▸ YOUR TASK
Which lines in the data below contain the word "Zoom"? Pull each of them out.

▸ LISTED ENTRIES
◆ ◆ ◆ ◆

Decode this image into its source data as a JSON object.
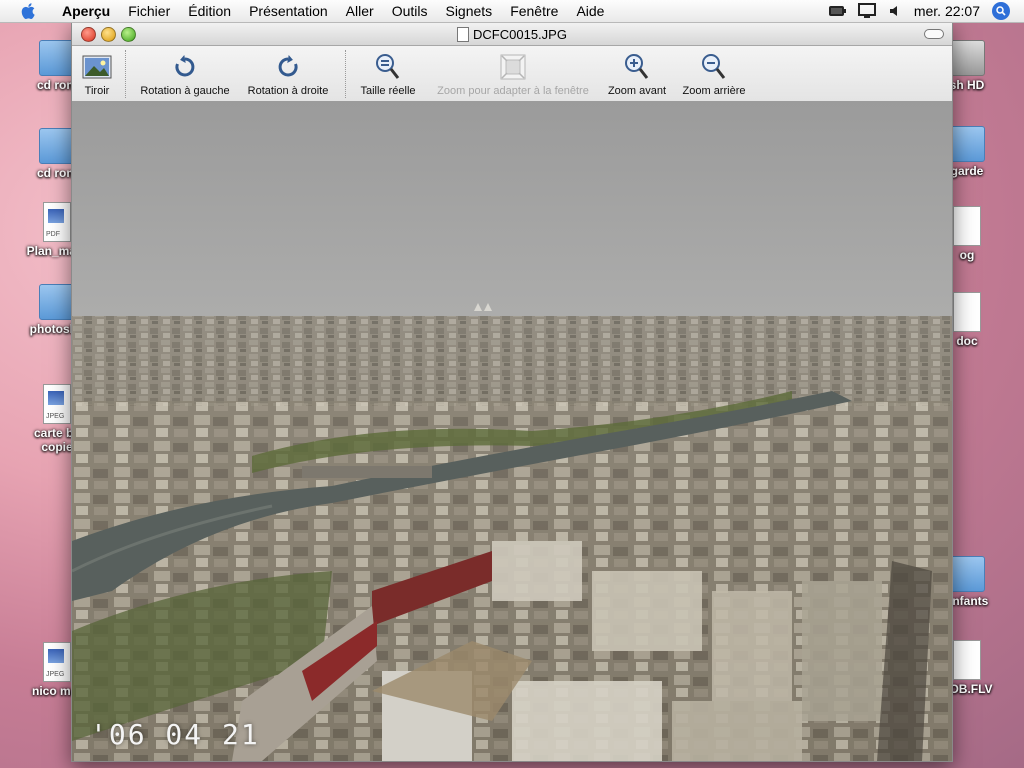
{
  "menubar": {
    "app_name": "Aperçu",
    "menus": [
      "Fichier",
      "Édition",
      "Présentation",
      "Aller",
      "Outils",
      "Signets",
      "Fenêtre",
      "Aide"
    ],
    "clock": "mer. 22:07",
    "status_icons": [
      "battery-icon",
      "display-icon",
      "volume-icon",
      "spotlight-icon"
    ]
  },
  "desktop": {
    "left_items": [
      {
        "label": "cd rom",
        "type": "folder"
      },
      {
        "label": "cd rom",
        "type": "folder"
      },
      {
        "label": "Plan_mars",
        "type": "pdf",
        "tag": "PDF"
      },
      {
        "label": "photosho",
        "type": "folder"
      },
      {
        "label": "carte ba",
        "label2": "copie",
        "type": "jpeg",
        "tag": "JPEG"
      },
      {
        "label": "nico mar",
        "type": "jpeg",
        "tag": "JPEG"
      }
    ],
    "right_items": [
      {
        "label": "sh HD"
      },
      {
        "label": "garde"
      },
      {
        "label": "og"
      },
      {
        "label": "doc"
      },
      {
        "label": "enfants"
      },
      {
        "label": "VOB.FLV"
      }
    ]
  },
  "window": {
    "title": "DCFC0015.JPG",
    "toolbar": {
      "drawer": "Tiroir",
      "rotate_left": "Rotation à gauche",
      "rotate_right": "Rotation à droite",
      "actual_size": "Taille réelle",
      "zoom_to_fit": "Zoom pour adapter à la fenêtre",
      "zoom_in": "Zoom avant",
      "zoom_out": "Zoom arrière"
    },
    "photo": {
      "date_stamp": "'06 04 21"
    }
  },
  "colors": {
    "accent": "#2e6fd8",
    "disabled_text": "#a6a6a6"
  }
}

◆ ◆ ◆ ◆

▸ WRITTEN RESPONSE
      "zoom_to_fit": "Zoom pour adapter à la fenêtre",
      "zoom_in": "Zoom avant",
      "zoom_out": "Zoom arrière"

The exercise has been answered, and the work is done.